Paulaner Salvator Doppelbock? In the daytime? Don't mind if I do!
While you wait for a stout, smiling woman in an apron to bring your plate, why not do a little shopping? This is my secret source for European cultured butter (they were out of French this time, so I picked some Dutch butter). I will admit, I totally buy packaged spaetzle. If you could get real German spaetzle, wouldn't you consider it too? The Eurobake breads (best rye ever!) are also available at the Russian market up the street on Foster Rd.
The dairy products and chocolates all feature toe-headed Aryan youths smiling fiendishly toward the Vaterland. I'm a blue-eyed devil and it makes me nervous.
Ohthankgod! She brought the food, just when I was certain I would chew my arm off.
Everyone always orders the brats, but my money's on the Reuben. It's the best I've ever had in this town - house-cured pastrami, tangy thousand island and sauerkraut, and creamy melted Swiss cheese all nestled lovingly on toasted rye. This is the goods, right here. I couldn't finish my sammich, or my German potato salad (served warm, with a creamy bacon vinaigrette and minced chives), but I made a heroic effort. The beer alone was like eating a slice of bread, so who can blame me?

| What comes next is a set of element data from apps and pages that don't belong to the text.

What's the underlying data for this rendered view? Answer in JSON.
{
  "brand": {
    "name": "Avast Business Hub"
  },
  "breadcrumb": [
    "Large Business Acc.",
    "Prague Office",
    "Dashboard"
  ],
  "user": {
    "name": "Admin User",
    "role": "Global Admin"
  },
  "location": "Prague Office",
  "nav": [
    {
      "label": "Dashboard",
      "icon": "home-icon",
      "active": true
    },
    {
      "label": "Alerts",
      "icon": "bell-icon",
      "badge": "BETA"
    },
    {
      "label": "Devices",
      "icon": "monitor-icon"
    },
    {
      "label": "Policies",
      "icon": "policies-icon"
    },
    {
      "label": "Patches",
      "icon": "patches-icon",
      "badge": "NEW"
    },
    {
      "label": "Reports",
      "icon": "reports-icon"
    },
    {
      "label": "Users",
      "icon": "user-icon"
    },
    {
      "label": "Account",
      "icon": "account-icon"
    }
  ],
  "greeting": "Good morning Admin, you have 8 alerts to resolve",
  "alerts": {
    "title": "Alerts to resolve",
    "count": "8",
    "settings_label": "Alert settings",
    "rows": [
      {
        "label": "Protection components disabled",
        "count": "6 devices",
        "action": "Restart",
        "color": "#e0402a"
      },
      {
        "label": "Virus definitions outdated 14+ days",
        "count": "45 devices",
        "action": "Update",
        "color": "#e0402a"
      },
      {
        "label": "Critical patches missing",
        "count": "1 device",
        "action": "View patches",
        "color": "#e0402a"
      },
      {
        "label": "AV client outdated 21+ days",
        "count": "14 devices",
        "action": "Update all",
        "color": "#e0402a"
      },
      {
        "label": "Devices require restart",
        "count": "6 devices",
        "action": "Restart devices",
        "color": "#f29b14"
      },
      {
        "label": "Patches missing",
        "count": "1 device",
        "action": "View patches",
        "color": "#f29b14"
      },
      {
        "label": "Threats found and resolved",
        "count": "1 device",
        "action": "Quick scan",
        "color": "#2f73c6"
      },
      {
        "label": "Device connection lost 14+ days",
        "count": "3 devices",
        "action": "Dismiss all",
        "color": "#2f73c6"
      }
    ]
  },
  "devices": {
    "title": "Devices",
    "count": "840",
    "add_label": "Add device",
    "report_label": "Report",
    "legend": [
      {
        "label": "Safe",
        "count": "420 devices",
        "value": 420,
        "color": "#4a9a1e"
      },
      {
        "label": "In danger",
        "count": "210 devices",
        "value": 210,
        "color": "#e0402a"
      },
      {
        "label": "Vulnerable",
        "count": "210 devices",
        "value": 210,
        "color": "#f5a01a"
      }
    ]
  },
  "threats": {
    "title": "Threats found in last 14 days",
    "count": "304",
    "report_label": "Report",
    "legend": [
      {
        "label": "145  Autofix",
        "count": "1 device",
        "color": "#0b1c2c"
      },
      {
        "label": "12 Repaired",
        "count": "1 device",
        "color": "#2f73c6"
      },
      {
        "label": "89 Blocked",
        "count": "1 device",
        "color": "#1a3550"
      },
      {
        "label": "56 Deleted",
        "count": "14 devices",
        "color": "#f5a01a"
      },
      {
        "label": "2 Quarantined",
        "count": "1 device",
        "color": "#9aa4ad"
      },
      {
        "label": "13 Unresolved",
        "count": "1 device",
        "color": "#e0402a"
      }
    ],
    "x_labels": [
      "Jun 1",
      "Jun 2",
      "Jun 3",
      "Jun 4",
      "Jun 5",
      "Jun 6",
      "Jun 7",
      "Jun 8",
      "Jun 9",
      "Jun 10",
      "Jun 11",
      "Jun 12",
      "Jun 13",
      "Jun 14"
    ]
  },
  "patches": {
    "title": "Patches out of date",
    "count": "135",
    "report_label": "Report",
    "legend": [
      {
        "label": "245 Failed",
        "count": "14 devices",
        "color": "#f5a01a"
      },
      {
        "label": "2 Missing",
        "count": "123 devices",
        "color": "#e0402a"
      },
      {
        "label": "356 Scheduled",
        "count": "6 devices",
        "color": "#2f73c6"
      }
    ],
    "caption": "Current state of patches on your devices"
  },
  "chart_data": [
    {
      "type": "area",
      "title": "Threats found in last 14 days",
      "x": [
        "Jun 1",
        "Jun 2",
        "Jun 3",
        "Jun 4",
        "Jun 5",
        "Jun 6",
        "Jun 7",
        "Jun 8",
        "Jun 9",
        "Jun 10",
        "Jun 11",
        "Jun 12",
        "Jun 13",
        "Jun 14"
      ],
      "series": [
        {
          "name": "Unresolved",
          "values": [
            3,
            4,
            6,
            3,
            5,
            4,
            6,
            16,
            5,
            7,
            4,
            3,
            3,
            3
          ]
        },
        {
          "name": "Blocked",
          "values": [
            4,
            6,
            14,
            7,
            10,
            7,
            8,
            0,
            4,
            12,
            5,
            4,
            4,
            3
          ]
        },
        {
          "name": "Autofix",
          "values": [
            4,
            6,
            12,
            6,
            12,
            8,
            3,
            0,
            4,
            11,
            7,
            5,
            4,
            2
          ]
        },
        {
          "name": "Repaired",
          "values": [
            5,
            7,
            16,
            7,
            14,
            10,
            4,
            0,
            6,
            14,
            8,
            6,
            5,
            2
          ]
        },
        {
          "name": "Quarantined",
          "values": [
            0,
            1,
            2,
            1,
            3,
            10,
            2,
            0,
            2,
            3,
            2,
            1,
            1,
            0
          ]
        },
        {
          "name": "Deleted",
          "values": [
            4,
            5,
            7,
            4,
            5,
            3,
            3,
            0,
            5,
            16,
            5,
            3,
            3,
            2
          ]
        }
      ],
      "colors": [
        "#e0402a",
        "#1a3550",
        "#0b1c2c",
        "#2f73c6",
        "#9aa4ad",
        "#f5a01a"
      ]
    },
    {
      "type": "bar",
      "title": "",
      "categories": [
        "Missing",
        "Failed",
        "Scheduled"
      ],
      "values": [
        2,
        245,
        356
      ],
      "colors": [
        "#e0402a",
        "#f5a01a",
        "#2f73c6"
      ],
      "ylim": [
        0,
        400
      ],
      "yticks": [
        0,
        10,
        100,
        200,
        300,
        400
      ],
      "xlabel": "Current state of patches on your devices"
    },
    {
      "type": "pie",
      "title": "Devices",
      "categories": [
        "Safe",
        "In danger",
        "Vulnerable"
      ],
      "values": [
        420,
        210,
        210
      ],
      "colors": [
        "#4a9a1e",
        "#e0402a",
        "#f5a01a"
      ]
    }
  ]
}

You know what, I've changed my mind. Next time you're in Portland, don't email me or call. And certainly don't expect me to take you to Edelweiss. This secret is staying safe with me.